## Input material
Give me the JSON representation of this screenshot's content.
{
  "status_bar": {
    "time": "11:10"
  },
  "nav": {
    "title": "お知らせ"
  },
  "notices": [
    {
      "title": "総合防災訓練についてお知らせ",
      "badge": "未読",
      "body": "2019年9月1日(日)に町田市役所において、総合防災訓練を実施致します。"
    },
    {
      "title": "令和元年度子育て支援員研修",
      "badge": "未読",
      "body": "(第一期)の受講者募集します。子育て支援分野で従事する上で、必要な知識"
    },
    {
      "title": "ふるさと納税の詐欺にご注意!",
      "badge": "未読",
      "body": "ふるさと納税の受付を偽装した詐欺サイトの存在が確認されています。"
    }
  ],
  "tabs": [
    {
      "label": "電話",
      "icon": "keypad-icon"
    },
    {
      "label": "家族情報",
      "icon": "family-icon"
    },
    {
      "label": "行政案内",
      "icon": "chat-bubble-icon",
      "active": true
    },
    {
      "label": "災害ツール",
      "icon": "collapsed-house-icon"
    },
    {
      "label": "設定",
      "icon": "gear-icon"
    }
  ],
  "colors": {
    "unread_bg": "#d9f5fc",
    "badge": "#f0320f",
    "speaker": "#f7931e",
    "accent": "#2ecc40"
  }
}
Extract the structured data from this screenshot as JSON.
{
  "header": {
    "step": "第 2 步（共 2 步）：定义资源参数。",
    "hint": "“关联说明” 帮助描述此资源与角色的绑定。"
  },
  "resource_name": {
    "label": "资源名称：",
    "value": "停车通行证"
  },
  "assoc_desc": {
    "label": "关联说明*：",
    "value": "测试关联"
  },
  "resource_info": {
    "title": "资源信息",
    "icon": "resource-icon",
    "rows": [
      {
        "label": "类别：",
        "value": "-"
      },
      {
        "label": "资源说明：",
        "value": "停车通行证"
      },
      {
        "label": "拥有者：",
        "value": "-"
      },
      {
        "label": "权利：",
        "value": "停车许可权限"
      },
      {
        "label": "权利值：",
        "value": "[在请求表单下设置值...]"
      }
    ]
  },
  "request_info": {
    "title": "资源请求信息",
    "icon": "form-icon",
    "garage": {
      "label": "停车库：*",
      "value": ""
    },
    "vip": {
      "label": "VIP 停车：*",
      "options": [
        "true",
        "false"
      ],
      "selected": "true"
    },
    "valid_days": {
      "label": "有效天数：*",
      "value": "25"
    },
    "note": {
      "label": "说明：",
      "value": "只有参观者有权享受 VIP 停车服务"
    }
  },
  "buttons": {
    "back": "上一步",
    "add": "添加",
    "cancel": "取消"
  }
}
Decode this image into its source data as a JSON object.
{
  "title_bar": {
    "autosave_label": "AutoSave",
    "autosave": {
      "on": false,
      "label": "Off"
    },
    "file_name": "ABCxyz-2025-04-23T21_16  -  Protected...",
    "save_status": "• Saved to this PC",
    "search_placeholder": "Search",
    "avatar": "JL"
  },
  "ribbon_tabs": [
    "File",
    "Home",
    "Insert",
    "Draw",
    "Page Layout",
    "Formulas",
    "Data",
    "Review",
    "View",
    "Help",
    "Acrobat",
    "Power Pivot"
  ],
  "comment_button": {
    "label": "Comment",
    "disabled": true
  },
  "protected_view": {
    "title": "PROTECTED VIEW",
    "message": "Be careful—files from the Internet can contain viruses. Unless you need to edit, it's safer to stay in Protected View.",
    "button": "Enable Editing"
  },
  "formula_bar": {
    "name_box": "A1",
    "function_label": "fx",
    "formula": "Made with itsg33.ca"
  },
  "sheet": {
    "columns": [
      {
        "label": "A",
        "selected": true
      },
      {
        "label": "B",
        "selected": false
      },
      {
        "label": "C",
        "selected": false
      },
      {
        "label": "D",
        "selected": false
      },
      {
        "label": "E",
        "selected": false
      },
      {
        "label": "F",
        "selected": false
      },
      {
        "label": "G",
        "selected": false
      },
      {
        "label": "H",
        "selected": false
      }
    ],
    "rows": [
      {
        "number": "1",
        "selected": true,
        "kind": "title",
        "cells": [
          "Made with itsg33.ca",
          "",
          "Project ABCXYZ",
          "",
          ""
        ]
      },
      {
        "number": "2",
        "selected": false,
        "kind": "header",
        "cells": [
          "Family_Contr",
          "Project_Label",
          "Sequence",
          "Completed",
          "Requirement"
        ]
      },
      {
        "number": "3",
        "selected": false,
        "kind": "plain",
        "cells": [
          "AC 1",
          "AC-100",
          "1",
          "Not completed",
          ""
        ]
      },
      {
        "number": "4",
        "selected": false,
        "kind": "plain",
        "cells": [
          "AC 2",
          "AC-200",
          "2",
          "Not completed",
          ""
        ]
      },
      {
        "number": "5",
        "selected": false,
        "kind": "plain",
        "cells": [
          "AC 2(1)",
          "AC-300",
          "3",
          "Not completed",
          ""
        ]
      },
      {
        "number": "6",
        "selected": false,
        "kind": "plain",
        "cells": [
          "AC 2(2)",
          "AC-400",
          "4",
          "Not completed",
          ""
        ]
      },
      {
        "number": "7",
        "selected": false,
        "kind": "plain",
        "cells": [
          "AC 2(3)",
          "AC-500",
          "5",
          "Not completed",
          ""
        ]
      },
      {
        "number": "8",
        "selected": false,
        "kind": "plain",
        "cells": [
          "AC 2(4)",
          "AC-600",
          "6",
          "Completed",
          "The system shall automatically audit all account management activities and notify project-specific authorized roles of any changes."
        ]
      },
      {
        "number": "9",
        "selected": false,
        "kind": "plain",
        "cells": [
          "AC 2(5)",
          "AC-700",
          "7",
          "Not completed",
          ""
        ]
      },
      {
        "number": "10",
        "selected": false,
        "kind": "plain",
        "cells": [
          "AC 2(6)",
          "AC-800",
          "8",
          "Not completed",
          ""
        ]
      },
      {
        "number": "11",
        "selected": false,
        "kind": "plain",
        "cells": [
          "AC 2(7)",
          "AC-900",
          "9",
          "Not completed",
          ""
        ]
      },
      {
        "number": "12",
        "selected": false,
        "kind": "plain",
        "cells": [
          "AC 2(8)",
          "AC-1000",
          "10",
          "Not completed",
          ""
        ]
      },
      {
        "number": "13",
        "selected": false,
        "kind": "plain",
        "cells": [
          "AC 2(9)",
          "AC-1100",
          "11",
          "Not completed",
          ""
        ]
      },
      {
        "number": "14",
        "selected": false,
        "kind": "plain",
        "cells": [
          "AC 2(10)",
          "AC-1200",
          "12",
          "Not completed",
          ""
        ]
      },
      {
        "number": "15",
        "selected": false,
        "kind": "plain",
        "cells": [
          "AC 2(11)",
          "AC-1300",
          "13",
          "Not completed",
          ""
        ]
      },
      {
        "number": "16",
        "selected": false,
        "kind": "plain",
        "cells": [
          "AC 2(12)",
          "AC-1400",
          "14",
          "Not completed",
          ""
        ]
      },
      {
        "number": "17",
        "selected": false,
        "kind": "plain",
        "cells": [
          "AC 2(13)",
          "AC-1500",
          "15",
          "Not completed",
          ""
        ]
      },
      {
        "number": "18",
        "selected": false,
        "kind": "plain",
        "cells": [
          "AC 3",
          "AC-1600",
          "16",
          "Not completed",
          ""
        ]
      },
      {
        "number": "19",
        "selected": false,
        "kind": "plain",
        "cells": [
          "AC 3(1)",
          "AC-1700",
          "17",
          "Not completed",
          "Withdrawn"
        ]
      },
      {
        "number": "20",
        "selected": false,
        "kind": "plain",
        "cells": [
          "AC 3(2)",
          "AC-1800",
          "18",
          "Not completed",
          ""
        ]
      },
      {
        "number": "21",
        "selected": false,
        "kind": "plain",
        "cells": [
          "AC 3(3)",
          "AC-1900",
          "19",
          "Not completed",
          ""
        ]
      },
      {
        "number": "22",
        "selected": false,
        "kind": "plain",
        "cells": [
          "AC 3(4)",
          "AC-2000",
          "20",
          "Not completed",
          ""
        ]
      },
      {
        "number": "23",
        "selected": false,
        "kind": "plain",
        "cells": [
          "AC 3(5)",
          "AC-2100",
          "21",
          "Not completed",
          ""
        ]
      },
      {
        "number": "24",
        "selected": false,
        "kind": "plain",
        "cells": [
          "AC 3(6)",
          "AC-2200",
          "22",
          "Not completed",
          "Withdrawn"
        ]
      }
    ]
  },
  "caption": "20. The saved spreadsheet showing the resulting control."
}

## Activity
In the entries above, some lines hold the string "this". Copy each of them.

## Written solution
Give me the JSON representation of this screenshot's content.
Extract the structured data from this screenshot as JSON.
Decode this image into its source data as a JSON object.
    "save_status": "• Saved to this PC",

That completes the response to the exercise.